Copy the data that follows exactly. Include no pictures.
··· Records for the task
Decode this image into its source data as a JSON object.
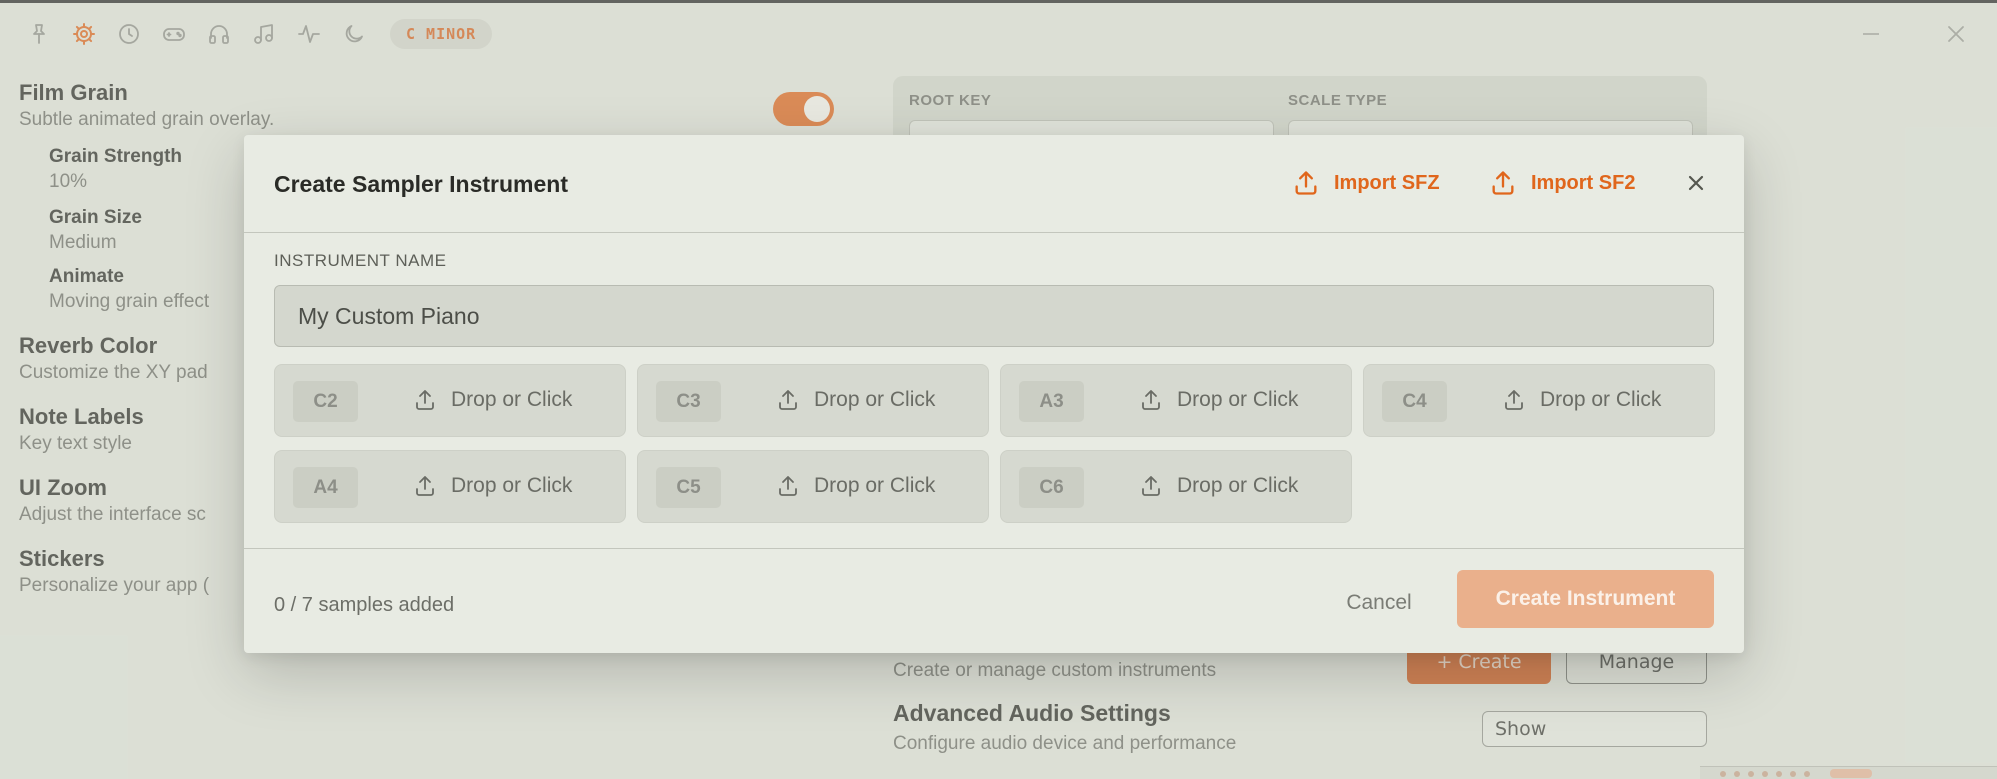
{
  "toolbar": {
    "icons": [
      "pin-icon",
      "gear-icon",
      "clock-icon",
      "gamepad-icon",
      "headphones-icon",
      "music-note-icon",
      "waveform-icon",
      "moon-icon"
    ],
    "active_icon": "gear-icon",
    "key_badge": "C MINOR"
  },
  "window": {
    "minimize_icon": "minimize-icon",
    "close_icon": "close-icon"
  },
  "settings": {
    "film_grain": {
      "title": "Film Grain",
      "subtitle": "Subtle animated grain overlay.",
      "enabled": true
    },
    "grain_strength": {
      "title": "Grain Strength",
      "value": "10%"
    },
    "grain_size": {
      "title": "Grain Size",
      "value": "Medium"
    },
    "animate": {
      "title": "Animate",
      "value": "Moving grain effect"
    },
    "reverb_color": {
      "title": "Reverb Color",
      "subtitle": "Customize the XY pad"
    },
    "note_labels": {
      "title": "Note Labels",
      "subtitle": "Key text style"
    },
    "ui_zoom": {
      "title": "UI Zoom",
      "subtitle": "Adjust the interface sc"
    },
    "stickers": {
      "title": "Stickers",
      "subtitle": "Personalize your app ("
    }
  },
  "right_panel": {
    "root_key_label": "ROOT KEY",
    "scale_type_label": "SCALE TYPE",
    "custom_instruments_subtitle": "Create or manage custom instruments",
    "create_button": "+ Create",
    "manage_button": "Manage",
    "advanced_title": "Advanced Audio Settings",
    "advanced_subtitle": "Configure audio device and performance",
    "show_button": "Show"
  },
  "modal": {
    "title": "Create Sampler Instrument",
    "import_sfz": "Import SFZ",
    "import_sf2": "Import SF2",
    "name_label": "INSTRUMENT NAME",
    "name_value": "My Custom Piano",
    "slots": [
      {
        "note": "C2",
        "label": "Drop or Click"
      },
      {
        "note": "C3",
        "label": "Drop or Click"
      },
      {
        "note": "A3",
        "label": "Drop or Click"
      },
      {
        "note": "C4",
        "label": "Drop or Click"
      },
      {
        "note": "A4",
        "label": "Drop or Click"
      },
      {
        "note": "C5",
        "label": "Drop or Click"
      },
      {
        "note": "C6",
        "label": "Drop or Click"
      }
    ],
    "samples_added": 0,
    "samples_total": 7,
    "count_text": "0 / 7 samples added",
    "cancel": "Cancel",
    "create": "Create Instrument"
  },
  "colors": {
    "accent": "#e0661c",
    "accent_disabled": "#eab08c",
    "background": "#e3e7de",
    "modal_bg": "#e8ebe3"
  }
}
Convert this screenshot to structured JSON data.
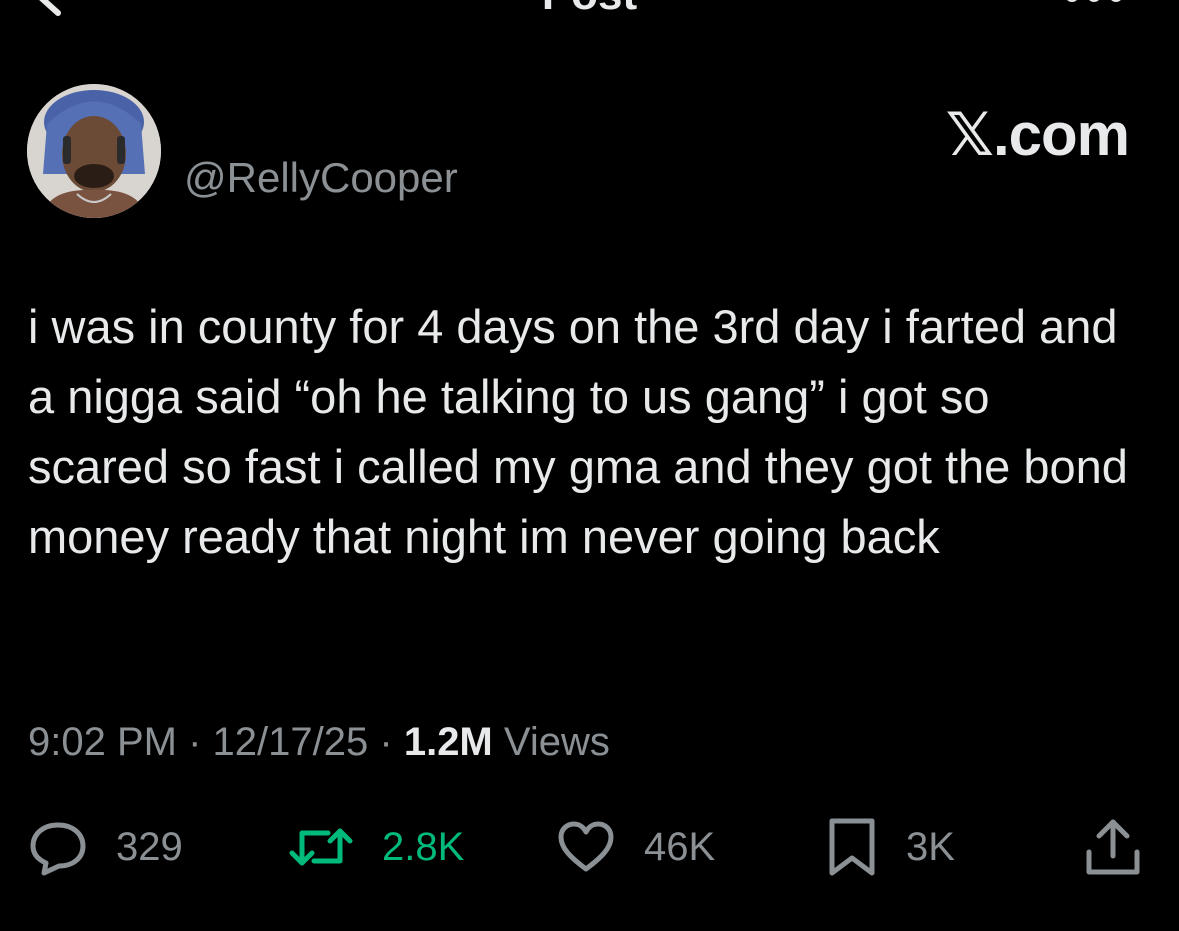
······
● Answer area:
Decode this image into its source data as a JSON object.
{
  "toolbar": {
    "icons": [
      "pin-icon",
      "gear-icon",
      "clock-icon",
      "gamepad-icon",
      "headphones-icon",
      "music-note-icon",
      "waveform-icon",
      "moon-icon"
    ],
    "active_icon": "gear-icon",
    "key_badge": "C MINOR"
  },
  "window": {
    "minimize_icon": "minimize-icon",
    "close_icon": "close-icon"
  },
  "settings": {
    "film_grain": {
      "title": "Film Grain",
      "subtitle": "Subtle animated grain overlay.",
      "enabled": true
    },
    "grain_strength": {
      "title": "Grain Strength",
      "value": "10%"
    },
    "grain_size": {
      "title": "Grain Size",
      "value": "Medium"
    },
    "animate": {
      "title": "Animate",
      "value": "Moving grain effect"
    },
    "reverb_color": {
      "title": "Reverb Color",
      "subtitle": "Customize the XY pad"
    },
    "note_labels": {
      "title": "Note Labels",
      "subtitle": "Key text style"
    },
    "ui_zoom": {
      "title": "UI Zoom",
      "subtitle": "Adjust the interface sc"
    },
    "stickers": {
      "title": "Stickers",
      "subtitle": "Personalize your app ("
    }
  },
  "right_panel": {
    "root_key_label": "ROOT KEY",
    "scale_type_label": "SCALE TYPE",
    "custom_instruments_subtitle": "Create or manage custom instruments",
    "create_button": "+ Create",
    "manage_button": "Manage",
    "advanced_title": "Advanced Audio Settings",
    "advanced_subtitle": "Configure audio device and performance",
    "show_button": "Show"
  },
  "modal": {
    "title": "Create Sampler Instrument",
    "import_sfz": "Import SFZ",
    "import_sf2": "Import SF2",
    "name_label": "INSTRUMENT NAME",
    "name_value": "My Custom Piano",
    "slots": [
      {
        "note": "C2",
        "label": "Drop or Click"
      },
      {
        "note": "C3",
        "label": "Drop or Click"
      },
      {
        "note": "A3",
        "label": "Drop or Click"
      },
      {
        "note": "C4",
        "label": "Drop or Click"
      },
      {
        "note": "A4",
        "label": "Drop or Click"
      },
      {
        "note": "C5",
        "label": "Drop or Click"
      },
      {
        "note": "C6",
        "label": "Drop or Click"
      }
    ],
    "samples_added": 0,
    "samples_total": 7,
    "count_text": "0 / 7 samples added",
    "cancel": "Cancel",
    "create": "Create Instrument"
  },
  "colors": {
    "accent": "#e0661c",
    "accent_disabled": "#eab08c",
    "background": "#e3e7de",
    "modal_bg": "#e8ebe3"
  }
}
Convert this screenshot to structured JSON data.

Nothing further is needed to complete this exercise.